Provided entries:
== Segment start ==

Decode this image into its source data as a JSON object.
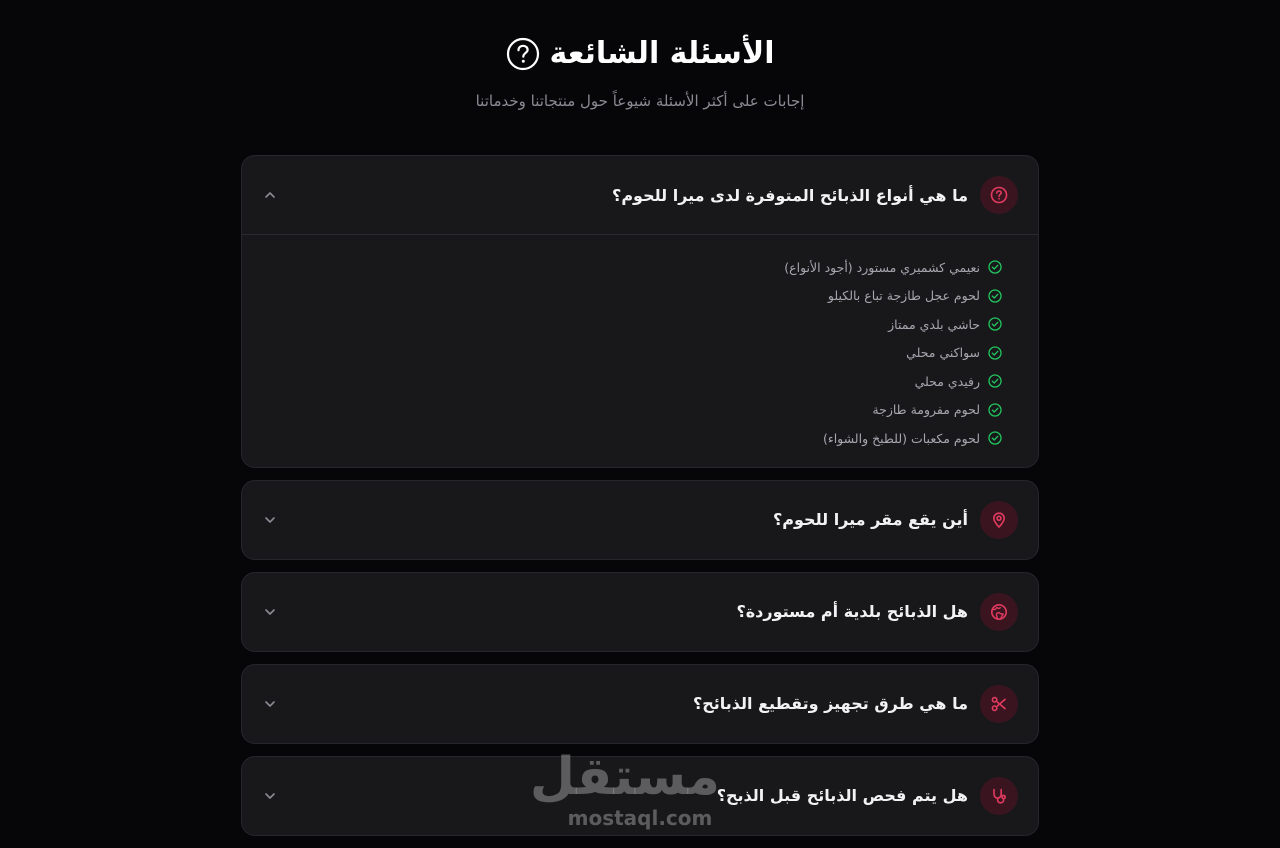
{
  "header": {
    "title": "الأسئلة الشائعة",
    "subtitle": "إجابات على أكثر الأسئلة شيوعاً حول منتجاتنا وخدماتنا"
  },
  "faq": [
    {
      "question": "ما هي أنواع الذبائح المتوفرة لدى ميرا للحوم؟",
      "icon": "question-circle-icon",
      "open": true,
      "answers": [
        "نعيمي كشميري مستورد (أجود الأنواع)",
        "لحوم عجل طازجة تباع بالكيلو",
        "حاشي بلدي ممتاز",
        "سواكني محلي",
        "رفيدي محلي",
        "لحوم مفرومة طازجة",
        "لحوم مكعبات (للطبخ والشواء)"
      ]
    },
    {
      "question": "أين يقع مقر ميرا للحوم؟",
      "icon": "map-pin-icon",
      "open": false
    },
    {
      "question": "هل الذبائح بلدية أم مستوردة؟",
      "icon": "globe-icon",
      "open": false
    },
    {
      "question": "ما هي طرق تجهيز وتقطيع الذبائح؟",
      "icon": "scissors-icon",
      "open": false
    },
    {
      "question": "هل يتم فحص الذبائح قبل الذبح؟",
      "icon": "stethoscope-icon",
      "open": false
    }
  ],
  "watermark": {
    "main": "مستقل",
    "sub": "mostaql.com"
  },
  "colors": {
    "background": "#060608",
    "card": "#18181b",
    "accent": "#e23b5f",
    "check": "#22c55e"
  }
}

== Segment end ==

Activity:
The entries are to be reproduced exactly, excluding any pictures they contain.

Result of this task:
Decode this image into its source data as a JSON object.
{
  "header": {
    "title": "الأسئلة الشائعة",
    "subtitle": "إجابات على أكثر الأسئلة شيوعاً حول منتجاتنا وخدماتنا"
  },
  "faq": [
    {
      "question": "ما هي أنواع الذبائح المتوفرة لدى ميرا للحوم؟",
      "icon": "question-circle-icon",
      "open": true,
      "answers": [
        "نعيمي كشميري مستورد (أجود الأنواع)",
        "لحوم عجل طازجة تباع بالكيلو",
        "حاشي بلدي ممتاز",
        "سواكني محلي",
        "رفيدي محلي",
        "لحوم مفرومة طازجة",
        "لحوم مكعبات (للطبخ والشواء)"
      ]
    },
    {
      "question": "أين يقع مقر ميرا للحوم؟",
      "icon": "map-pin-icon",
      "open": false
    },
    {
      "question": "هل الذبائح بلدية أم مستوردة؟",
      "icon": "globe-icon",
      "open": false
    },
    {
      "question": "ما هي طرق تجهيز وتقطيع الذبائح؟",
      "icon": "scissors-icon",
      "open": false
    },
    {
      "question": "هل يتم فحص الذبائح قبل الذبح؟",
      "icon": "stethoscope-icon",
      "open": false
    }
  ],
  "watermark": {
    "main": "مستقل",
    "sub": "mostaql.com"
  },
  "colors": {
    "background": "#060608",
    "card": "#18181b",
    "accent": "#e23b5f",
    "check": "#22c55e"
  }
}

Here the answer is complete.